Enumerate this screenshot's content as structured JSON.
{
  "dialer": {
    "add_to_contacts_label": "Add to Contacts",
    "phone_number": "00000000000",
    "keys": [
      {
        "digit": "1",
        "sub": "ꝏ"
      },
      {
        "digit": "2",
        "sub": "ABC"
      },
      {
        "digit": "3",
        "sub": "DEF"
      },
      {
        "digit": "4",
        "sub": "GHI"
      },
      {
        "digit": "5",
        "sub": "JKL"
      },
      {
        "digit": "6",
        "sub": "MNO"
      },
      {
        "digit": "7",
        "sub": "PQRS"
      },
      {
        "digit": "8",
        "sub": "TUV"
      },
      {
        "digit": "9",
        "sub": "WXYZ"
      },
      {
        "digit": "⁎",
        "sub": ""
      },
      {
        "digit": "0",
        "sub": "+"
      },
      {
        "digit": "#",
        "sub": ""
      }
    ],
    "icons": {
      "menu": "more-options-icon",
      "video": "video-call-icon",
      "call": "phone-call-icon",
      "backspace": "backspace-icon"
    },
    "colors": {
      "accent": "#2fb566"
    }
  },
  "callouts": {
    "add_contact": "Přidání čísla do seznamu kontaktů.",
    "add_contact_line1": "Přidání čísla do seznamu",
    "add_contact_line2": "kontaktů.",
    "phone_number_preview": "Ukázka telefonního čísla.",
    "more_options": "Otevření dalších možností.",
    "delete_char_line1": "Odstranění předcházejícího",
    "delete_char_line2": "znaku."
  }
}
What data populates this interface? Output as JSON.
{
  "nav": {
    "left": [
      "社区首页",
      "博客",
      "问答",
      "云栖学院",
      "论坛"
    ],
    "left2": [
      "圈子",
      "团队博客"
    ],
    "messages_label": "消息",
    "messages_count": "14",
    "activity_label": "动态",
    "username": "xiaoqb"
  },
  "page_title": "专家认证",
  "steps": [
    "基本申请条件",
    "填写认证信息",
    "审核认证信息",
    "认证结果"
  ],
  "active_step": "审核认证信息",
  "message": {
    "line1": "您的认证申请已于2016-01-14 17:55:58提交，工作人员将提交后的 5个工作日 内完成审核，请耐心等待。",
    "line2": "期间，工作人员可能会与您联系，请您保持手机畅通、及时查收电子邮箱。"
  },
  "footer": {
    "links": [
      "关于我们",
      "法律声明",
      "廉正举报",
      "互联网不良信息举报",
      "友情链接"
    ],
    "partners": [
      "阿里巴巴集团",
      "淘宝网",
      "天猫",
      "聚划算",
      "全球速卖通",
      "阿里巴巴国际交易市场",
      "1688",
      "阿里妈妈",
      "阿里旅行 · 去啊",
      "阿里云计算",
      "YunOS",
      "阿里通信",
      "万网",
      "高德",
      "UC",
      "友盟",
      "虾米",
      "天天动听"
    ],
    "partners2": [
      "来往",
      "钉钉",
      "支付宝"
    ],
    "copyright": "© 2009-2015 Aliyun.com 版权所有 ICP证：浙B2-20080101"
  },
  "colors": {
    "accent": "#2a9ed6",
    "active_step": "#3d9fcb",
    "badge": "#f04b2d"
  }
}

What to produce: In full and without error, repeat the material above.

Answer section:
Enumerate this screenshot's content as structured JSON.
{
  "dialer": {
    "add_to_contacts_label": "Add to Contacts",
    "phone_number": "00000000000",
    "keys": [
      {
        "digit": "1",
        "sub": "ꝏ"
      },
      {
        "digit": "2",
        "sub": "ABC"
      },
      {
        "digit": "3",
        "sub": "DEF"
      },
      {
        "digit": "4",
        "sub": "GHI"
      },
      {
        "digit": "5",
        "sub": "JKL"
      },
      {
        "digit": "6",
        "sub": "MNO"
      },
      {
        "digit": "7",
        "sub": "PQRS"
      },
      {
        "digit": "8",
        "sub": "TUV"
      },
      {
        "digit": "9",
        "sub": "WXYZ"
      },
      {
        "digit": "⁎",
        "sub": ""
      },
      {
        "digit": "0",
        "sub": "+"
      },
      {
        "digit": "#",
        "sub": ""
      }
    ],
    "icons": {
      "menu": "more-options-icon",
      "video": "video-call-icon",
      "call": "phone-call-icon",
      "backspace": "backspace-icon"
    },
    "colors": {
      "accent": "#2fb566"
    }
  },
  "callouts": {
    "add_contact": "Přidání čísla do seznamu kontaktů.",
    "add_contact_line1": "Přidání čísla do seznamu",
    "add_contact_line2": "kontaktů.",
    "phone_number_preview": "Ukázka telefonního čísla.",
    "more_options": "Otevření dalších možností.",
    "delete_char_line1": "Odstranění předcházejícího",
    "delete_char_line2": "znaku."
  }
}
What data populates this interface? Output as JSON.
{
  "nav": {
    "left": [
      "社区首页",
      "博客",
      "问答",
      "云栖学院",
      "论坛"
    ],
    "left2": [
      "圈子",
      "团队博客"
    ],
    "messages_label": "消息",
    "messages_count": "14",
    "activity_label": "动态",
    "username": "xiaoqb"
  },
  "page_title": "专家认证",
  "steps": [
    "基本申请条件",
    "填写认证信息",
    "审核认证信息",
    "认证结果"
  ],
  "active_step": "审核认证信息",
  "message": {
    "line1": "您的认证申请已于2016-01-14 17:55:58提交，工作人员将提交后的 5个工作日 内完成审核，请耐心等待。",
    "line2": "期间，工作人员可能会与您联系，请您保持手机畅通、及时查收电子邮箱。"
  },
  "footer": {
    "links": [
      "关于我们",
      "法律声明",
      "廉正举报",
      "互联网不良信息举报",
      "友情链接"
    ],
    "partners": [
      "阿里巴巴集团",
      "淘宝网",
      "天猫",
      "聚划算",
      "全球速卖通",
      "阿里巴巴国际交易市场",
      "1688",
      "阿里妈妈",
      "阿里旅行 · 去啊",
      "阿里云计算",
      "YunOS",
      "阿里通信",
      "万网",
      "高德",
      "UC",
      "友盟",
      "虾米",
      "天天动听"
    ],
    "partners2": [
      "来往",
      "钉钉",
      "支付宝"
    ],
    "copyright": "© 2009-2015 Aliyun.com 版权所有 ICP证：浙B2-20080101"
  },
  "colors": {
    "accent": "#2a9ed6",
    "active_step": "#3d9fcb",
    "badge": "#f04b2d"
  }
}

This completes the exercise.